Complex health needs associated with multi-morbidity and frailty contribute to their risk. The hands-on provision of much of residents’ personalised care makes it impossible for residents and aged care workers to abide by social distancing recommendations. The home-like nature of aged care settings, where residents share common areas and facilities, including bathrooms, also contribute to the increased risk of transmission of COVID-19[1]. Given the high incidence of cognitive impairments such as dementia, supporting aged care residents to self-isolate to minimise risk, yet not cause social isolation and distress, is also immensely challenging.

Caring for dying residents is a core part of care in aged care facilities and the COVID-19 pandemic highlights why palliative care, including facilitating conversations about the person’s goals of care, and advance care planning, are more important than ever.

How or when a person should be transferred to an acute care facility for treatment if symptoms become severe is a further challenge, as this may not align with the older person’s expressed wishes or preferences for care.  Pragmatic decisions about the extent of treatment in acute care may also be necessary when resources are limited.

Notwithstanding the importance of infection prevention and control, a broader focus and emphasis on the provision of palliative care as part of routine care in aged care facilities must not be forgotten.

A palliative approach to care, which is considered best practice for older people with life-limiting illnesses, including the growing number of people living with advanced dementia, can ensure symptom relief, optimise comfort and provide support to families[2]. As the number of COVID-19 deaths continues to climb, it is clear that all aged care workers need access to palliative care education and training.

Appropriately skilled staff are essential to provision of care during the crisis.

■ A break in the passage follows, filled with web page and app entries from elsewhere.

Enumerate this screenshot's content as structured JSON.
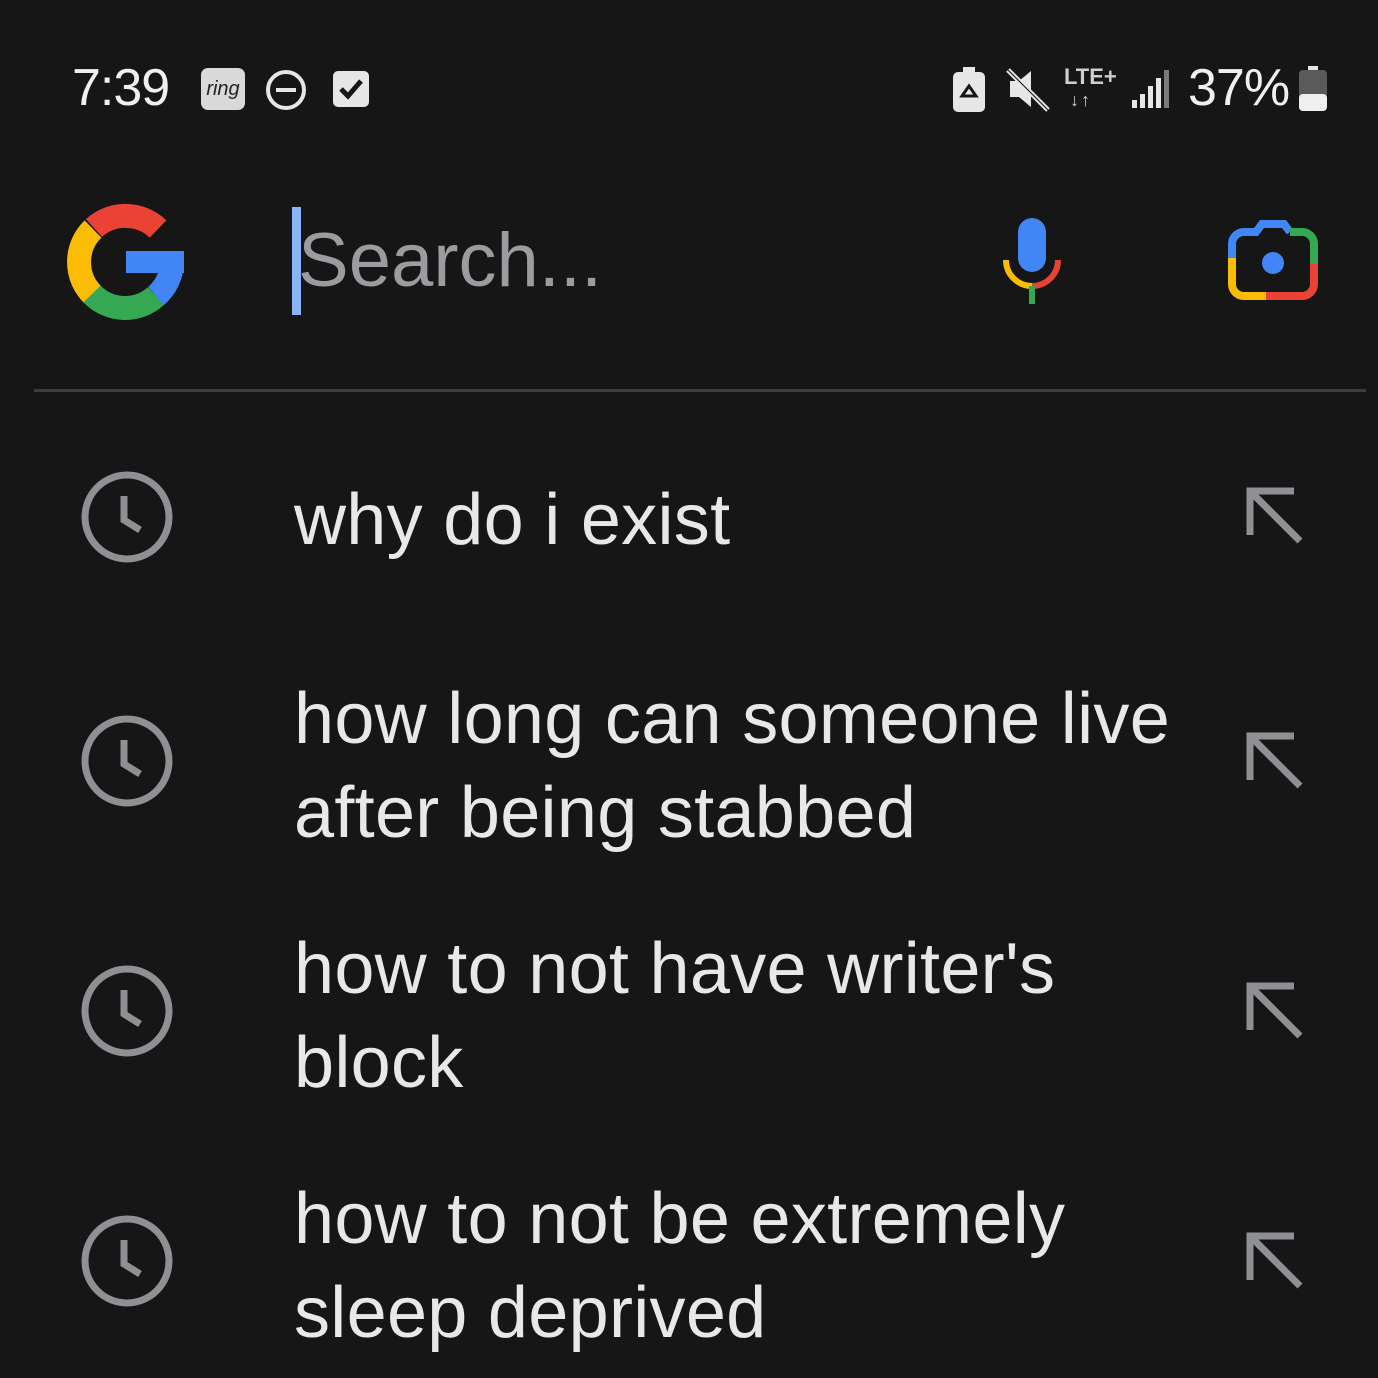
{
  "status_bar": {
    "time": "7:39",
    "ring_badge": "ring",
    "network": "LTE+",
    "network_arrows": "↓↑",
    "battery": "37%",
    "icons": [
      "ring-icon",
      "do-not-disturb-icon",
      "task-check-icon",
      "battery-saver-icon",
      "mute-icon",
      "signal-icon",
      "battery-icon"
    ]
  },
  "search": {
    "placeholder": "Search...",
    "value": "",
    "icons": [
      "google-logo-icon",
      "mic-icon",
      "lens-camera-icon"
    ]
  },
  "suggestions": [
    {
      "text": "why do i exist",
      "icon": "history-clock-icon",
      "action_icon": "fill-arrow-icon"
    },
    {
      "text": "how long can someone live after being stabbed",
      "icon": "history-clock-icon",
      "action_icon": "fill-arrow-icon"
    },
    {
      "text": "how to not have writer's block",
      "icon": "history-clock-icon",
      "action_icon": "fill-arrow-icon"
    },
    {
      "text": "how to not be extremely sleep deprived",
      "icon": "history-clock-icon",
      "action_icon": "fill-arrow-icon"
    }
  ],
  "colors": {
    "background": "#161617",
    "text": "#e8e8e8",
    "icon_gray": "#8e9094",
    "caret": "#8ab4f8",
    "google_blue": "#4285f4",
    "google_red": "#ea4335",
    "google_yellow": "#fbbc05",
    "google_green": "#34a853"
  }
}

Where possible, continuity of care should be prioritised as a strategy to minimise change for the older person. Similarly, adequate resources are needed so that registered nurses in aged care can manage symptoms to alleviate end-of-life discomfort and protect against residents dying in pain or from experiencing breathlessness.  

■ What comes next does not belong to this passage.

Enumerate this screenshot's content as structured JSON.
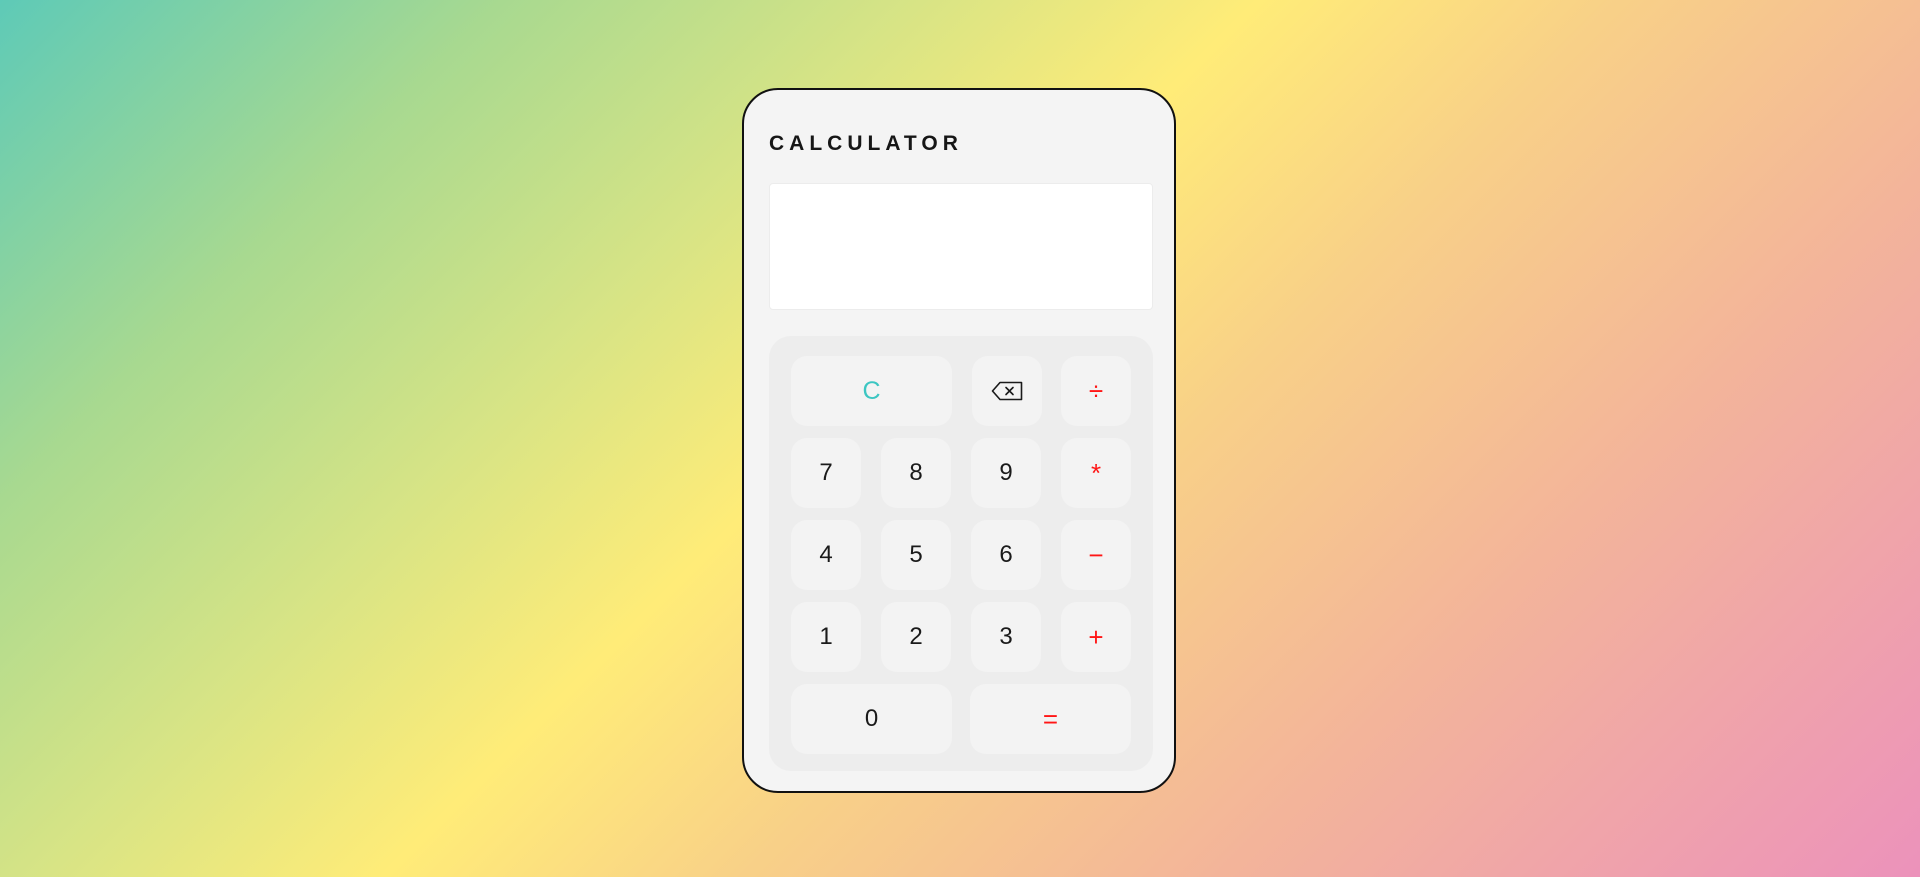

Emotional support for residents is also good palliative care, as is the support of families in their grief, before and after death. When face-to-face family visits are not possible, the use of technology can be encouraged and facilitated to enable families to hold a ‘virtual vigil’.

Whilst not the same as being there in person, enabling family to ‘be with’ and talk to the dying older person is likely to provide significant comfort to all involved. Bereavement support, which is considered an essential element of palliative care, should still be provided in ways that abide by social distancing rules. Subsequent memorial services can be arranged later to enable families of COVID-19 victims to gather and commemorate the older person and their life, when it is safe to do so.

However, a palliative care approach is not feasible in all aged care settings without immediate consideration of the workforce implications. Aged care workers need extensive education to ensure they have the requisite skills, knowledge and resources to facilitate this level of care for older people approaching end of life. 

In addition, psychological and teamwork supports must be established to equip aged care workers for their role in caring for the dying, challenging assumptions and attitudes towards death and the provision of end-of-life care.

Given that aged care is already a high mortality industry, the impact of COVID-19 may see workers overwhelmed with multiple deaths. Self-care is vital, accompanied by social and emotional support strategies for aged care workers.

Long-term preparation strategies that include embedding palliative care into educational curricula of all health care professionals has been a been a recommendation of the Australian and international palliative care community for many years.

The Australian Government has funded an ongoing project since 2003[3]. It has been suggested that the health care workforce would have been better equipped to deal with the suffering caused by this pandemic had this recommendation been heeded[4]. A similar focus is essential for the aged care workforce, the majority of whom are unregulated workers, with fewer opportunities for formal palliative care education, despite the high need in aged care facilities.

In response to the COVID-19 crisis, The Royal Commission into Aged Care Quality and Safety has acknowledged the urgency of identifying new and increased workforce and resource needs in aged care[5]. Included in these must be the support of the aged care workforce to provide much needed palliative care for older people in residential aged care facilities (RACFs) who are most at risk of dying.

Sara Karacsony, PhD, RN, is a lecturer in nursing in the School of Nursing at the University of Tasmania and Melissa Bloomer PhD, RN, is an associate professor of nursing in the School of Nursing and Midwifery at Deakin University.

  1. Davidson, P.M. and S.L. Szanton. Nursing homes and COVID-19: we can and should do better. Journal of Clinical Nursing  [cited 2020 24 April]; Available from:
  2. Palliative Care Australia & Demenita Australia. Policy Statement. Palliative Care and Dementia. . 2018  [cited 2020 25 April]; Available from:
  3. Department of Health, A.G. PCC4U Palliative Care Curriculum for Undergraduates. 2016  [cited 2015 January 12]; Available from:
  4. Radbruch, L., et al. The key role of palliative care in response to the COVID-19 tsunami of suffering. The Lancet; Available from:
  5. Royal Commission into Aged Care Quality and Safety. Royal Commission Statement on COVID-19.2020; Available from:

This article originally appeared on and is republished here with permission.